The 26-year-old former mall security guard and father of two daughters was released from Northridge Hospital Medical Center after a grueling stay that included several operations and intense rehabilitation.
"I feel good," said Buchanan, sitting in a wheelchair, accompanied by one daughter, his sister, his mother and a niece at a brief morning news conference. "I feel so happy that I'm going home."
Buchanan broke his neck Nov. 15 as he tried to catch a woman who plunged six stories from a Sherman Oaks Galleria parking garage.
Officials called it an act of heroism even though the 68-year-old Camarillo woman, Julie Light, died.
On Tuesday, Buchanan said he had no regrets about trying to save Light, who apparently was inconsolable after her husband's death.
"I saw a person who needed help and my first instinct was to help," said Buchanan, who will have a nurse 24 hours a day in his new Long Beach apartment. "I wasn't expecting to come across this difficulty, but I don't regret it at all."
Light's son, Jon, a Camarillo attorney, attended the conference and said his family has been in touch with Buchanan since the incident. He called Buchanan amazing, adding, "Most people wouldn't even consider doing what he did."
Light paused for a brief moment, put his hand on Buchanan's shoulder and said, "We're all moving on, but unfortunately, Conrad has to live with this every day."
Buchanan's mother, Norma, held his hand and said her son has never lost hope throughout this devastating time.
"He's always positive," she said. "Always."
Buchanan said his strength comes from God and family support. He prays for strength daily and feels blessed to have made it this far, he said.

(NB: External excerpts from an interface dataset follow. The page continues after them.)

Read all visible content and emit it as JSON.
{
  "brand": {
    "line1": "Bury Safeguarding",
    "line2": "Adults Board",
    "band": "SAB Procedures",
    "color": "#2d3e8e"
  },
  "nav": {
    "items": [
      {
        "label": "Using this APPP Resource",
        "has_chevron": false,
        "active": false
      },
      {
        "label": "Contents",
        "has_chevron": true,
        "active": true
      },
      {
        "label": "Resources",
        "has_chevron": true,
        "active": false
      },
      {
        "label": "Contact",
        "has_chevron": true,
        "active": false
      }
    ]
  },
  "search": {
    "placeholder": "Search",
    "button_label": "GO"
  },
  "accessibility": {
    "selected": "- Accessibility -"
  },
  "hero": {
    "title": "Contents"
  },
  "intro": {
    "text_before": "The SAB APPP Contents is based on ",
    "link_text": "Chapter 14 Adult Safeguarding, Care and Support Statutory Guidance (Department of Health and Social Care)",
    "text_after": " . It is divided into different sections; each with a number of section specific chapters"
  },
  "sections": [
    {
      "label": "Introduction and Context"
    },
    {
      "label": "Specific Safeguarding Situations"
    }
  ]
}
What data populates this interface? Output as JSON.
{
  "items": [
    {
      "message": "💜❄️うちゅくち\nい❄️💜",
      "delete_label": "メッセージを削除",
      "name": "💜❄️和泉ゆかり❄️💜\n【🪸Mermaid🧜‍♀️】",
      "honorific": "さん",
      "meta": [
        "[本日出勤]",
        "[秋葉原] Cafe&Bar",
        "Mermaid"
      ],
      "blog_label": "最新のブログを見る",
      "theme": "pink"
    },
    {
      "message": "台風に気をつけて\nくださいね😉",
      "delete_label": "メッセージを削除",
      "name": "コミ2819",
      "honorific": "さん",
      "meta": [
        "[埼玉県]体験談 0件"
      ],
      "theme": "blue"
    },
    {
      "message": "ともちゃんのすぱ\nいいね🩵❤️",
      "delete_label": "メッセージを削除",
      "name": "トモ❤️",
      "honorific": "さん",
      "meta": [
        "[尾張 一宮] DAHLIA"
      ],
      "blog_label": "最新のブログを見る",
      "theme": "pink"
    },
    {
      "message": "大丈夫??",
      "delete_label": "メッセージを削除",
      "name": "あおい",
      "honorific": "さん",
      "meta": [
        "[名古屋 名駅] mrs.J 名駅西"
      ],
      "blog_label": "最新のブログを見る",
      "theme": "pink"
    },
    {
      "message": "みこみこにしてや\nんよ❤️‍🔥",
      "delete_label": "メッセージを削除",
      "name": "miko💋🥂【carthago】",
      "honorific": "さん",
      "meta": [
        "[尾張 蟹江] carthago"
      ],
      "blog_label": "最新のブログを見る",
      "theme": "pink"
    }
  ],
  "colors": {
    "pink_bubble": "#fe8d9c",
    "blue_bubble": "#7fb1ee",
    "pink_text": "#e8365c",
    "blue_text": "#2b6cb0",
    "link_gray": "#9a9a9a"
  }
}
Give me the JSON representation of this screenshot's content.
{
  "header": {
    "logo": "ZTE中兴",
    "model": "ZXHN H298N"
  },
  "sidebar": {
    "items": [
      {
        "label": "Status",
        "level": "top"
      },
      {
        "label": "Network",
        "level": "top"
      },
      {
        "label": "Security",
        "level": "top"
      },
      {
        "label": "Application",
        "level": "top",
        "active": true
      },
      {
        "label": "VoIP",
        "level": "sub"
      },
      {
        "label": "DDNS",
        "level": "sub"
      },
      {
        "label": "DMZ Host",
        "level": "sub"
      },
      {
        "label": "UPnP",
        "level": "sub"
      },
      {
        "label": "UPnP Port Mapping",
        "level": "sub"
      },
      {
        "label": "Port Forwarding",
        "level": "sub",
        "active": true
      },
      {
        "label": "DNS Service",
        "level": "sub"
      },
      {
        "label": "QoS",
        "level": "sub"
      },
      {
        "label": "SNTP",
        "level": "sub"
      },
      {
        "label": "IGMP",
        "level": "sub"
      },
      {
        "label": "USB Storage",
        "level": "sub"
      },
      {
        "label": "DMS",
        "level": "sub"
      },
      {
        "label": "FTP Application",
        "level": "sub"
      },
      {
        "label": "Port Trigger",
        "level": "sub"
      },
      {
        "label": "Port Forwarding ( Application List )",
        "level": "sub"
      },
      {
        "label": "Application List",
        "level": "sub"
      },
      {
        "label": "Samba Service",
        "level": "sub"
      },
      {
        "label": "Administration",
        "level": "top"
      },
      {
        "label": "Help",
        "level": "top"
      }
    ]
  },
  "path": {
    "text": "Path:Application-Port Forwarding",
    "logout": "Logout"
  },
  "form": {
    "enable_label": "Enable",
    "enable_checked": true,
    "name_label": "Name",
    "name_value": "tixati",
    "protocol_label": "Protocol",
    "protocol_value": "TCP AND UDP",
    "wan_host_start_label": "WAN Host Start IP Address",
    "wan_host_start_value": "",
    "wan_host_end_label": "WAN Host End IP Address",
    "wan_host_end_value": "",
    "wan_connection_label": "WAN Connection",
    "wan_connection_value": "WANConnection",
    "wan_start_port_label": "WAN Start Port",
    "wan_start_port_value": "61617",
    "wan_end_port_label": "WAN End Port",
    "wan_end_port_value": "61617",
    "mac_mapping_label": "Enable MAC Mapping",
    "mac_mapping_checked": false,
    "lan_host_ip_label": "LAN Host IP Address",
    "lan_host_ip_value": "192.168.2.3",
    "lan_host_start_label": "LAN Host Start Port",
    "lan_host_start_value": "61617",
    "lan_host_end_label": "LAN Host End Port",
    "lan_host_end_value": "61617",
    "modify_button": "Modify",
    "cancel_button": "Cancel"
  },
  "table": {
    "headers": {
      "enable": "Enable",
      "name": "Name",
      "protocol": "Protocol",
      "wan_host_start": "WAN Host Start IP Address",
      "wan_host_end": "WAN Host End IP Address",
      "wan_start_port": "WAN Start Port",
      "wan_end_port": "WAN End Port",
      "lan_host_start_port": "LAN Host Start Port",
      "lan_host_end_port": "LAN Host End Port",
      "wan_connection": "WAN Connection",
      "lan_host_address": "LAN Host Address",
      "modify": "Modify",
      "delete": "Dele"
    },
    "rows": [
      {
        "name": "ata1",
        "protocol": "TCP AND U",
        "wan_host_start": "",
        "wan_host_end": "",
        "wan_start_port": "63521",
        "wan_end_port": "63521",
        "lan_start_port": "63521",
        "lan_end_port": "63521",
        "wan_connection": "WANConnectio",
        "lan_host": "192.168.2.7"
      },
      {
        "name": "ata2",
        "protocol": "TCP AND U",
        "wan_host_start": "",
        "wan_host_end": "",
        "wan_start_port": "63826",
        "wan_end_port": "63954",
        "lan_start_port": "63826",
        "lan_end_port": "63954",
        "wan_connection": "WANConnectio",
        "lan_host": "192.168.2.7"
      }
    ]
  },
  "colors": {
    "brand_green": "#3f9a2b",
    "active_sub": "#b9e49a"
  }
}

His concern now is about the future and how the athletic, broad-shouldered man he was before the accident will handle life in a wheelchair.
Buchanan, who is separated from his wife, will have round-the-clock care, paid by workers' compensation.
Buchanan has movement only above the neck and, although he has not needed a ventilator for nearly a month, a tube remains in his throat in case the need arises.
"The hardest thing now is how to deal with the world, how to try to cope with this," he said. "It's very difficult."
Dr. Joel Rosen, director of spinal cord injuries at Northridge Hospital, believes that Buchanan's good attitude will help.
It made things easier for Buchanan and the hospital staff during the lengthy stay, Rosen said.
"He's been amazing. He's always been cooperative and motivated," Rosen said. "There were some crises, but he always came through.
"From a medical rehabilitation point of view, he's doing incredibly well," he added.